Maybe sports teams like the Angels should consult with experts on substance abuse and opioid addiction as often as they do the experts that deal with concussions and broken bones.
At the height of his career with the Green Bay Packers, quarterback Brett Favre put himself into offseason rehab three times because he was addicted to pain medications, drugs that were prescribed to him by team doctors, at first. In March 2018 he told Sports Illustrated he took as many as 14 Vicodin at once, during the 1995 season, his first of three consecutive MVP seasons. He told the magazine, “It is really amazing, as I think back, how well I played that year. That was an MVP year for me. But that year, when I woke up in the morning, my first thought was, ‘I gotta get more pills.’ ”
On his third rehab he admitted to himself (and medical staff) alcohol was a big problem and the gateway to his other addictions. Presumably Favre is still clean and sober today.

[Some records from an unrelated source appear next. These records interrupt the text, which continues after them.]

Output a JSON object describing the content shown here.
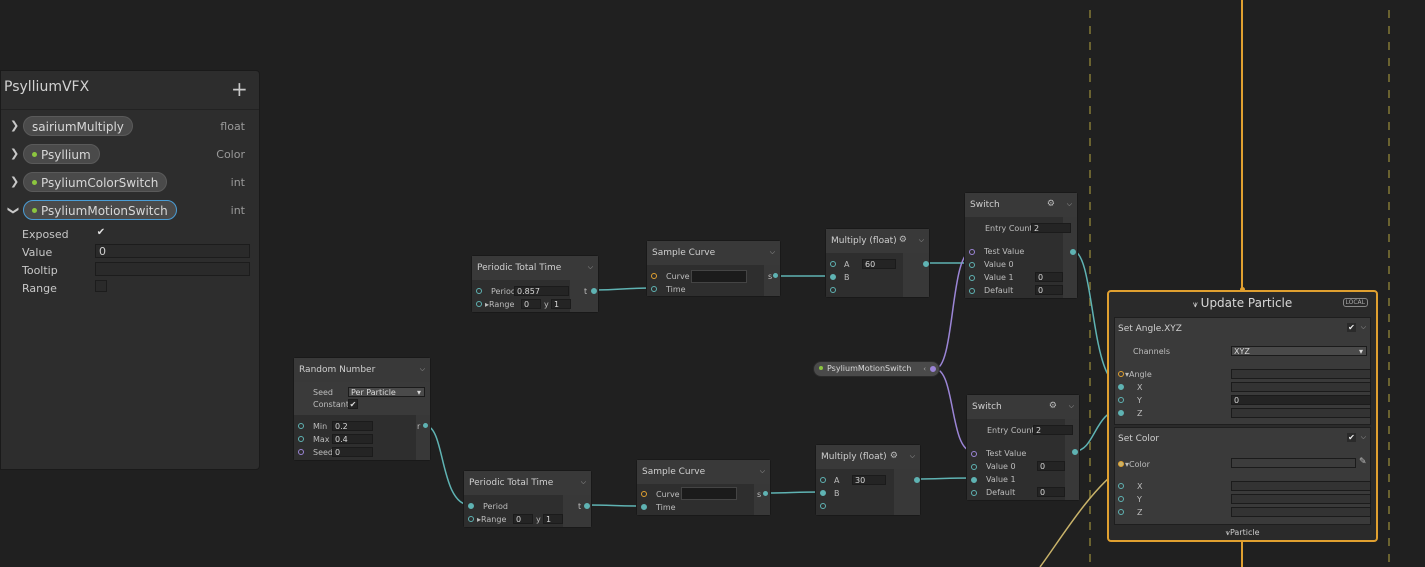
{
  "blackboard": {
    "title": "PsylliumVFX",
    "add_icon": "+",
    "properties": [
      {
        "name": "sairiumMultiply",
        "type": "float",
        "exposed": false,
        "expanded": false
      },
      {
        "name": "Psyllium",
        "type": "Color",
        "exposed": true,
        "expanded": false
      },
      {
        "name": "PsyliumColorSwitch",
        "type": "int",
        "exposed": true,
        "expanded": false
      },
      {
        "name": "PsyliumMotionSwitch",
        "type": "int",
        "exposed": true,
        "expanded": true,
        "selected": true
      }
    ],
    "details": {
      "exposed_label": "Exposed",
      "exposed_checked": true,
      "value_label": "Value",
      "value": "0",
      "tooltip_label": "Tooltip",
      "tooltip": "",
      "range_label": "Range",
      "range_checked": false
    }
  },
  "nodes": {
    "periodic1": {
      "title": "Periodic Total Time",
      "period_label": "Period",
      "period": "0.857",
      "range_label": "Range",
      "rx_label": "x",
      "rx": "0",
      "ry_label": "y",
      "ry": "1",
      "out": "t"
    },
    "sample1": {
      "title": "Sample Curve",
      "curve_label": "Curve",
      "time_label": "Time",
      "out": "s"
    },
    "multiply1": {
      "title": "Multiply (float)",
      "a_label": "A",
      "a": "60",
      "b_label": "B"
    },
    "switch1": {
      "title": "Switch",
      "entry_label": "Entry Count",
      "entry": "2",
      "test_label": "Test Value",
      "v0_label": "Value 0",
      "v1_label": "Value 1",
      "v1": "0",
      "def_label": "Default",
      "def": "0"
    },
    "random": {
      "title": "Random Number",
      "seed_label": "Seed",
      "seed_mode": "Per Particle",
      "constant_label": "Constant",
      "min_label": "Min",
      "min": "0.2",
      "max_label": "Max",
      "max": "0.4",
      "seed2_label": "Seed",
      "seed2": "0",
      "out": "r"
    },
    "periodic2": {
      "title": "Periodic Total Time",
      "period_label": "Period",
      "range_label": "Range",
      "rx_label": "x",
      "rx": "0",
      "ry_label": "y",
      "ry": "1",
      "out": "t"
    },
    "sample2": {
      "title": "Sample Curve",
      "curve_label": "Curve",
      "time_label": "Time",
      "out": "s"
    },
    "multiply2": {
      "title": "Multiply (float)",
      "a_label": "A",
      "a": "30",
      "b_label": "B"
    },
    "switch2": {
      "title": "Switch",
      "entry_label": "Entry Count",
      "entry": "2",
      "test_label": "Test Value",
      "v0_label": "Value 0",
      "v0": "0",
      "v1_label": "Value 1",
      "v1": "0",
      "def_label": "Default",
      "def": "0"
    }
  },
  "parameter_node": {
    "label": "PsyliumMotionSwitch"
  },
  "context": {
    "title": "Update Particle",
    "local_badge": "LOCAL",
    "footer": "Particle",
    "blocks": [
      {
        "title": "Set Angle.XYZ",
        "channels_label": "Channels",
        "channels": "XYZ",
        "angle_label": "Angle",
        "x": "X",
        "y": "Y",
        "y_value": "0",
        "z": "Z"
      },
      {
        "title": "Set Color",
        "color_label": "Color",
        "x": "X",
        "y": "Y",
        "z": "Z"
      }
    ]
  },
  "colors": {
    "accent_context": "#e0a030",
    "wire_float": "#5fb3b3",
    "wire_int": "#9b85d6",
    "exposed_dot": "#8cc63f",
    "selection": "#4a9dd6"
  }
}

No, it wasn’t baseball, or even oxy and fentanyl, but really, is what happened to Tyler Skaggs that much different? Sure, Favre survived and Skaggs didn’t, but change the drugs — and they both drank alcohol with their drugs — it’s all the same.
If I’m a reporter in a press conference with Billy Eppler — or any other sports team general manager — I would ask about what the team is doing to guard against drug abuse by its players and staff? If the answer to that question is he (or she) can’t answer due to an ongoing investigation, maybe they’ve just told us what we all thought all along: if they player can take the mound, or swing the bat, throw (or catch) a football; dunk the ball or make half their penalty kicks count, it’s all good.
Just plain common sense would lead me to believe an organization as sophisticated as the Los Angeles Angels had more on the ball in regards to substance abuse. It’s a fact: even with the best drug education and medical supervision, if an addict really wants to he or she is going to slip through the cracks and figure out a way to beat the system. The need for the drug, including alcohol, is that strong.
It would be a shocking revelation if the Angels — or any other sports team — didn’t take drug abuse seriously. I like the Angels, they have some great players. Look at what Albert Pujols does off the field, for instance. It would be truly disappointing to find out the team was negligent.
Tyler Skaggs’ untimely death is a sad epilogue for his family, his teammates and the fans who loved to watch him pitch. Now we are left with the memories.
Below is Claudia Gestro’s video report from the pregame press conference with Billy Eppler and Brad Ausmus of the Angels.
Photos by Claudia Gestro
Tim Forkes started as a writer on a small alternative college newspaper in Milwaukee called the Crazy Shepherd. Writing about entertainment issues, he had the opportunity to speak with many people in show business, from the very famous to the people struggling to find an audience. In 1992 Tim moved to San Diego, CA and pursued other interests, but remained a freelance writer. Upon arrival in Southern California he was struck by how the business of government and business was so intertwined, far more so than he had witnessed in Wisconsin. His interest in entertainment began to wane and the business of politics took its place. He had always been interested in politics, his mother had been a Democratic Party official in Milwaukee, WI, so he sat down to dinner with many of Wisconsin’s greatest political names of the 20th Century: William Proxmire and Clem Zablocki chief among them. As a Marine Corps veteran, Tim has a great interest in veteran affairs, primarily as they relate to the men and women serving and their families. As far as Tim is concerned, the military-industrial complex has enough support. How the men and women who serve are treated is reprehensible, while in the military and especially once they become veterans. Tim would like to help change that reality.